SUPPLIED MATERIAL.

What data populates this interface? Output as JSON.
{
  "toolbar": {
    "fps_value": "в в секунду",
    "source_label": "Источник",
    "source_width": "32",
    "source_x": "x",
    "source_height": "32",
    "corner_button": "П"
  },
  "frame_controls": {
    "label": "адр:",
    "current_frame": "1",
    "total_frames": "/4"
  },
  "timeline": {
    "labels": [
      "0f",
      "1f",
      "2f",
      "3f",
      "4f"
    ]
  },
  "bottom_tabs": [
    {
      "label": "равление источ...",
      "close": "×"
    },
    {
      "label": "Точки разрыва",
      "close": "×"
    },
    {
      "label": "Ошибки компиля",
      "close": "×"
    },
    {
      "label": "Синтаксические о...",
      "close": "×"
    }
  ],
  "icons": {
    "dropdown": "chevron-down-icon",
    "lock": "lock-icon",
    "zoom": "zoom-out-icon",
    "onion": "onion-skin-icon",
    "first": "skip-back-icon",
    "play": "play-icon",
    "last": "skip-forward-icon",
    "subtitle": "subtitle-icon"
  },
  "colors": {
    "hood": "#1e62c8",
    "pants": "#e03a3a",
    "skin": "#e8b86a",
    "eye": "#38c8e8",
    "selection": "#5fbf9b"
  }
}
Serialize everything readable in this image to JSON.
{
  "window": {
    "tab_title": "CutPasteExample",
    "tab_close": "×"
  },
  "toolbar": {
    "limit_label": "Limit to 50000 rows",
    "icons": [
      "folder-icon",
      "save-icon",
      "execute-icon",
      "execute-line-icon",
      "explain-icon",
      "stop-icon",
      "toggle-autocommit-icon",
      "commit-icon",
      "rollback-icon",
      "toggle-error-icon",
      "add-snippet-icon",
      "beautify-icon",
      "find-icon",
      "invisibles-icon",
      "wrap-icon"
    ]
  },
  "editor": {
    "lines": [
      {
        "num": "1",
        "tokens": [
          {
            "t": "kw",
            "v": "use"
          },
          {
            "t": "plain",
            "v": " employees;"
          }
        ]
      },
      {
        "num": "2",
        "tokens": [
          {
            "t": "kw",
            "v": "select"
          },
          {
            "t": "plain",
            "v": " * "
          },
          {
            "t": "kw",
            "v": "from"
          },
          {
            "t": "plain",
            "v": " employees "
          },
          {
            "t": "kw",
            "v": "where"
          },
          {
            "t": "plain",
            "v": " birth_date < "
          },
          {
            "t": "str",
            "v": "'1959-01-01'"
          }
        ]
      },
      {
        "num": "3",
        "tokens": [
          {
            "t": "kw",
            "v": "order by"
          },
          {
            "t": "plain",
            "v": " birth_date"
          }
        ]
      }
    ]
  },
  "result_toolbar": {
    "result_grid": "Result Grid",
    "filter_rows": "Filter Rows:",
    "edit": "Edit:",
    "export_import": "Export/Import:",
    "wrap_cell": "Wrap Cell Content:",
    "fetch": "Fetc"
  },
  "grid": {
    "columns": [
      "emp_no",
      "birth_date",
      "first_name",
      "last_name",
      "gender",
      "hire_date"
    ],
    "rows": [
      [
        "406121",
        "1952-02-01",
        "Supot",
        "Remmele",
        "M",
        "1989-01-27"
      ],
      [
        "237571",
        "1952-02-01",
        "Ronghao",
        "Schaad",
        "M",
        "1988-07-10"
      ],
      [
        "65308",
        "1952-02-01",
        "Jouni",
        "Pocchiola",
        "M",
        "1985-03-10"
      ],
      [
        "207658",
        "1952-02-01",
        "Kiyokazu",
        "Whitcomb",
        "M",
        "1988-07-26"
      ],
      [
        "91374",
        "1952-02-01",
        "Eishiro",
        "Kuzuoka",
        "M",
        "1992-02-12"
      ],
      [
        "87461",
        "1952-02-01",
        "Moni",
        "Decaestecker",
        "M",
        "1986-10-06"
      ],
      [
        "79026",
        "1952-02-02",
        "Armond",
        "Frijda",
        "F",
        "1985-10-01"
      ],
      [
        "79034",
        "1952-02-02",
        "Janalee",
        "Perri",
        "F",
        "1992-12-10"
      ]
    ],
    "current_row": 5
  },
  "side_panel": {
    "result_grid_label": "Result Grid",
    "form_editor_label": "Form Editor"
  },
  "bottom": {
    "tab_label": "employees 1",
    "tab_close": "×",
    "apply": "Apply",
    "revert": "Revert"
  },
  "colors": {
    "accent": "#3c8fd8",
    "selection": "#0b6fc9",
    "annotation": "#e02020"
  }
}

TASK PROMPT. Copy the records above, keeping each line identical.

RESULT FOR THIS EXERCISE.
What data populates this interface? Output as JSON.
{
  "toolbar": {
    "fps_value": "в в секунду",
    "source_label": "Источник",
    "source_width": "32",
    "source_x": "x",
    "source_height": "32",
    "corner_button": "П"
  },
  "frame_controls": {
    "label": "адр:",
    "current_frame": "1",
    "total_frames": "/4"
  },
  "timeline": {
    "labels": [
      "0f",
      "1f",
      "2f",
      "3f",
      "4f"
    ]
  },
  "bottom_tabs": [
    {
      "label": "равление источ...",
      "close": "×"
    },
    {
      "label": "Точки разрыва",
      "close": "×"
    },
    {
      "label": "Ошибки компиля",
      "close": "×"
    },
    {
      "label": "Синтаксические о...",
      "close": "×"
    }
  ],
  "icons": {
    "dropdown": "chevron-down-icon",
    "lock": "lock-icon",
    "zoom": "zoom-out-icon",
    "onion": "onion-skin-icon",
    "first": "skip-back-icon",
    "play": "play-icon",
    "last": "skip-forward-icon",
    "subtitle": "subtitle-icon"
  },
  "colors": {
    "hood": "#1e62c8",
    "pants": "#e03a3a",
    "skin": "#e8b86a",
    "eye": "#38c8e8",
    "selection": "#5fbf9b"
  }
}
Serialize everything readable in this image to JSON.
{
  "window": {
    "tab_title": "CutPasteExample",
    "tab_close": "×"
  },
  "toolbar": {
    "limit_label": "Limit to 50000 rows",
    "icons": [
      "folder-icon",
      "save-icon",
      "execute-icon",
      "execute-line-icon",
      "explain-icon",
      "stop-icon",
      "toggle-autocommit-icon",
      "commit-icon",
      "rollback-icon",
      "toggle-error-icon",
      "add-snippet-icon",
      "beautify-icon",
      "find-icon",
      "invisibles-icon",
      "wrap-icon"
    ]
  },
  "editor": {
    "lines": [
      {
        "num": "1",
        "tokens": [
          {
            "t": "kw",
            "v": "use"
          },
          {
            "t": "plain",
            "v": " employees;"
          }
        ]
      },
      {
        "num": "2",
        "tokens": [
          {
            "t": "kw",
            "v": "select"
          },
          {
            "t": "plain",
            "v": " * "
          },
          {
            "t": "kw",
            "v": "from"
          },
          {
            "t": "plain",
            "v": " employees "
          },
          {
            "t": "kw",
            "v": "where"
          },
          {
            "t": "plain",
            "v": " birth_date < "
          },
          {
            "t": "str",
            "v": "'1959-01-01'"
          }
        ]
      },
      {
        "num": "3",
        "tokens": [
          {
            "t": "kw",
            "v": "order by"
          },
          {
            "t": "plain",
            "v": " birth_date"
          }
        ]
      }
    ]
  },
  "result_toolbar": {
    "result_grid": "Result Grid",
    "filter_rows": "Filter Rows:",
    "edit": "Edit:",
    "export_import": "Export/Import:",
    "wrap_cell": "Wrap Cell Content:",
    "fetch": "Fetc"
  },
  "grid": {
    "columns": [
      "emp_no",
      "birth_date",
      "first_name",
      "last_name",
      "gender",
      "hire_date"
    ],
    "rows": [
      [
        "406121",
        "1952-02-01",
        "Supot",
        "Remmele",
        "M",
        "1989-01-27"
      ],
      [
        "237571",
        "1952-02-01",
        "Ronghao",
        "Schaad",
        "M",
        "1988-07-10"
      ],
      [
        "65308",
        "1952-02-01",
        "Jouni",
        "Pocchiola",
        "M",
        "1985-03-10"
      ],
      [
        "207658",
        "1952-02-01",
        "Kiyokazu",
        "Whitcomb",
        "M",
        "1988-07-26"
      ],
      [
        "91374",
        "1952-02-01",
        "Eishiro",
        "Kuzuoka",
        "M",
        "1992-02-12"
      ],
      [
        "87461",
        "1952-02-01",
        "Moni",
        "Decaestecker",
        "M",
        "1986-10-06"
      ],
      [
        "79026",
        "1952-02-02",
        "Armond",
        "Frijda",
        "F",
        "1985-10-01"
      ],
      [
        "79034",
        "1952-02-02",
        "Janalee",
        "Perri",
        "F",
        "1992-12-10"
      ]
    ],
    "current_row": 5
  },
  "side_panel": {
    "result_grid_label": "Result Grid",
    "form_editor_label": "Form Editor"
  },
  "bottom": {
    "tab_label": "employees 1",
    "tab_close": "×",
    "apply": "Apply",
    "revert": "Revert"
  },
  "colors": {
    "accent": "#3c8fd8",
    "selection": "#0b6fc9",
    "annotation": "#e02020"
  }
}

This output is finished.